A recent article in the Richland Source,“UMADAOP’s CLFC program cultivates, strengthens healthy family bonds,” identifies Ohio University’s Voinovich School of Leadership and Public Affairs as a partner in evaluating the Creating Lasting Family Connections® (CLFC) program offered by the Federation of Urban Minority Alcoholism and Drug Abuse Outreach Programs (UMADAOP).
As partners in Ohio’s Children of Incarcerated Parents (CIP) Initiative, the Voinovich School Programmatic Partnership for Community-Based Prevention worked with the UMADAOPs and Ohio Department of Mental Health and Addiction Services (OhioMHAS) Office of Prevention and Wellness to provide training, technical assistance, and evaluation support for service providers working with families where one or more parents have experienced criminal justice involvement. By building capacity among agencies and organizations implementing the CLFC program, they helped to build the infrastructure necessary for coalitions, faith-based organizations and service providers working in the correctional, criminal justice, court and reentry systems to embed evidence-based programming into their current service systems.
The CLFC Curriculum Series was rolled out statewide at the end of 2015 as a training grant by officials from OhioMHAS, as the focal point of their CIP Initiative. This program aims to increase personal and family strengthening skills among offenders and restored citizens to support a successful transition back to family and community. The CIP Initiative was expanded in 2017 with funding from the 21st Century CURES Act to include capacity building and funding for implementation. The initiative continues today with a full complement of services to facilitate the implementation of CLFC inside Ohio Department of Rehabilitation and Correction Institutions and also in community settings throughout the state.

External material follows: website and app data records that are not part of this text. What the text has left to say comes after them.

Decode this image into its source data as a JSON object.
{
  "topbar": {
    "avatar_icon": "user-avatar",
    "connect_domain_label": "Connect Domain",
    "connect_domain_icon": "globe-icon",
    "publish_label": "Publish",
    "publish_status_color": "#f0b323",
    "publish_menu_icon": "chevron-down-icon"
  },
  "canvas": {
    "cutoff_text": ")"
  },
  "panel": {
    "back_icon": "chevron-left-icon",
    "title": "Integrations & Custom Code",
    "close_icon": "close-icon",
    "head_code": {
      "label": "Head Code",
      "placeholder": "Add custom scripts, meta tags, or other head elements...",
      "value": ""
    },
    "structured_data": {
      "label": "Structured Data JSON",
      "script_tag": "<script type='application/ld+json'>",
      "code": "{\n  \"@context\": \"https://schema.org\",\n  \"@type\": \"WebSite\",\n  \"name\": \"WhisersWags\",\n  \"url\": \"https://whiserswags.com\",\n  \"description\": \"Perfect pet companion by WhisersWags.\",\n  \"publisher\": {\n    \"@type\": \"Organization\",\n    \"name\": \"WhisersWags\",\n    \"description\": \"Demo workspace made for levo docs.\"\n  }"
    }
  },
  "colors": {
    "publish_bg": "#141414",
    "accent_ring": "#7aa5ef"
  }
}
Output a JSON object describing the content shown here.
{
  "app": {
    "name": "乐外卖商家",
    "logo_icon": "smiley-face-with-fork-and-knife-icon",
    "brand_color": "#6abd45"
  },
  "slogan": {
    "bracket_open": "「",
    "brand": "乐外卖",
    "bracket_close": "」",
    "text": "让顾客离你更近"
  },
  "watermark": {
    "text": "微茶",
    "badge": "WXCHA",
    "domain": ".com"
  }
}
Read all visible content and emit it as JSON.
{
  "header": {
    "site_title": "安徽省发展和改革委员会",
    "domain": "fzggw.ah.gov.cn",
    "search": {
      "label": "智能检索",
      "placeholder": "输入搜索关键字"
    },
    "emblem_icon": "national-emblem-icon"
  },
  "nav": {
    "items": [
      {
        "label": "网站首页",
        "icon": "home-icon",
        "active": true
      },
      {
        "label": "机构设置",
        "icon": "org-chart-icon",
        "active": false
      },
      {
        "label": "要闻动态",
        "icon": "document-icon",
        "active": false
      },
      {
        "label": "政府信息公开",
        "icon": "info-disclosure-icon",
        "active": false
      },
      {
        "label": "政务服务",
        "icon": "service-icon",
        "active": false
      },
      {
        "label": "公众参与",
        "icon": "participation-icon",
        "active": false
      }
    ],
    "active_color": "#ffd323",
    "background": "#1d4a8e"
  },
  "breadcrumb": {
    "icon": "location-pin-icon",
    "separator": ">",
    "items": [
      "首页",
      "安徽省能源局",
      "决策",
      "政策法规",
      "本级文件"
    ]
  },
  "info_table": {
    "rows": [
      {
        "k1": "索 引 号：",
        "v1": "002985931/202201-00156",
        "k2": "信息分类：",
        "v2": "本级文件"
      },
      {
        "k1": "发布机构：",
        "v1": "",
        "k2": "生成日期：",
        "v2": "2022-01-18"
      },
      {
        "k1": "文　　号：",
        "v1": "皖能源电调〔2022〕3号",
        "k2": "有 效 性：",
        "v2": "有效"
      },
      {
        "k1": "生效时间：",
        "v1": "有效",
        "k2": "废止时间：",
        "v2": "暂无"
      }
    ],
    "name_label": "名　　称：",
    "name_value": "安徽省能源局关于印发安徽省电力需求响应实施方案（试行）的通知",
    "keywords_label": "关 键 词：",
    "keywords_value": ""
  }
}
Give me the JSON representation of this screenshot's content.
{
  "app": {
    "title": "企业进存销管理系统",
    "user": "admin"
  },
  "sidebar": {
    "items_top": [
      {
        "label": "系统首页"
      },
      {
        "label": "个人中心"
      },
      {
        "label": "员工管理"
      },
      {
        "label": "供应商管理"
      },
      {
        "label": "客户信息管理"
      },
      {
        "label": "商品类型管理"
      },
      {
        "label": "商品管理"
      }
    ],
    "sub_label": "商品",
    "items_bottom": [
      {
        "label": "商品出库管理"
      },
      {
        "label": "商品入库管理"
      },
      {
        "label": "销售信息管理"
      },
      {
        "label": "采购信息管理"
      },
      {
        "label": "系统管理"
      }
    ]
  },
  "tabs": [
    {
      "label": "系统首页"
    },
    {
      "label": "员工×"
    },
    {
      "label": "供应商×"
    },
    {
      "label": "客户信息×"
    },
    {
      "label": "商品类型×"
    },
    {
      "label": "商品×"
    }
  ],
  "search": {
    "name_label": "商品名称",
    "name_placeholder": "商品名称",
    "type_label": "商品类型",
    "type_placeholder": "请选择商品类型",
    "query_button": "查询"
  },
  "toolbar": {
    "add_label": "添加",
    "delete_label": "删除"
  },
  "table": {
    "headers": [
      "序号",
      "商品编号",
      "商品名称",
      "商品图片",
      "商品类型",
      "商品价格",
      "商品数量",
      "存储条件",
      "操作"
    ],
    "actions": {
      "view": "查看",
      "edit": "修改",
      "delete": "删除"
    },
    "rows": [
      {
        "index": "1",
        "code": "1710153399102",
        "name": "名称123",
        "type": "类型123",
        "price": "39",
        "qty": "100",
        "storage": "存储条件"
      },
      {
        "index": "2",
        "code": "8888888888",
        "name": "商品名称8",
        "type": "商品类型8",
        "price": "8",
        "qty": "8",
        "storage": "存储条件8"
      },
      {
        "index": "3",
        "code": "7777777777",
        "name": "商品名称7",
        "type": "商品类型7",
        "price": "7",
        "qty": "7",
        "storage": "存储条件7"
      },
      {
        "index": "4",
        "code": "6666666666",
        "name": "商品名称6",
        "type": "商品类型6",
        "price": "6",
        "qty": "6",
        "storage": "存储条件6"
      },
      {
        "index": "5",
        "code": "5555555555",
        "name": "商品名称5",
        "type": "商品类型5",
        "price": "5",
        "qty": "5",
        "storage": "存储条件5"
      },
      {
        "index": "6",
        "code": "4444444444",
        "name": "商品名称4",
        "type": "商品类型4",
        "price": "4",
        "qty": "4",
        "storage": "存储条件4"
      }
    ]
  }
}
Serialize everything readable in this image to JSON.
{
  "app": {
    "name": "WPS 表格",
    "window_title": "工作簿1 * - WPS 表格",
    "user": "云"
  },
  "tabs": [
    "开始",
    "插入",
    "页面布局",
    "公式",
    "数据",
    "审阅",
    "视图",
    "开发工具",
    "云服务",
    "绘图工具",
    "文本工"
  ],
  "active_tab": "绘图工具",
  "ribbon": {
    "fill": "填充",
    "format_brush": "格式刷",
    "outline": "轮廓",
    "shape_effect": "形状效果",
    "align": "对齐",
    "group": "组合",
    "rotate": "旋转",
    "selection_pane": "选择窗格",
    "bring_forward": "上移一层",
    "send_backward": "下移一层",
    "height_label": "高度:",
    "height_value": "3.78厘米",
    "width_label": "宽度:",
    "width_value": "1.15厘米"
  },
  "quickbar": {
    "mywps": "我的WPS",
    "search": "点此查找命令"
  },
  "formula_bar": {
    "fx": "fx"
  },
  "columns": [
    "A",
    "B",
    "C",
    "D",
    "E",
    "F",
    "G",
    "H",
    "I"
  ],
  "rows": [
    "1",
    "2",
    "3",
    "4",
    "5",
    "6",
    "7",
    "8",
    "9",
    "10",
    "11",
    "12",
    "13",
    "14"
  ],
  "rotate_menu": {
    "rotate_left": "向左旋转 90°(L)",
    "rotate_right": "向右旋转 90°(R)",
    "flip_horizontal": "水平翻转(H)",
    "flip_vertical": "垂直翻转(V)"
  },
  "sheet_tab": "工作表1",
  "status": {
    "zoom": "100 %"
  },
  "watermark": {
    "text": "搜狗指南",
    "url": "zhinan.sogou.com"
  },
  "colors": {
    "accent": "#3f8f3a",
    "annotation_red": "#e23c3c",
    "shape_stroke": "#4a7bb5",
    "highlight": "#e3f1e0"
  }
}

Research associate Holly Craycraft leads the evaluation of CLFC as part of the Voinovich School’s Programmatic Partnership for Community Based Prevention, which is directed by Dr. Holly Raffle. The School is collaborating with the Pacific Institute for Research and Evaluation and SheRay’s and Associates to provide support for the CIP Initiative.
“I am extremely proud of the continued expansion of the CIP Initiative throughout the state. We collaborate with an amazing group of partners, and being part of a project that is positively impacting the lives of restored citizens is both rewarding and inspirational,” Craycraft said.
To read the full article, visit richlandsource.com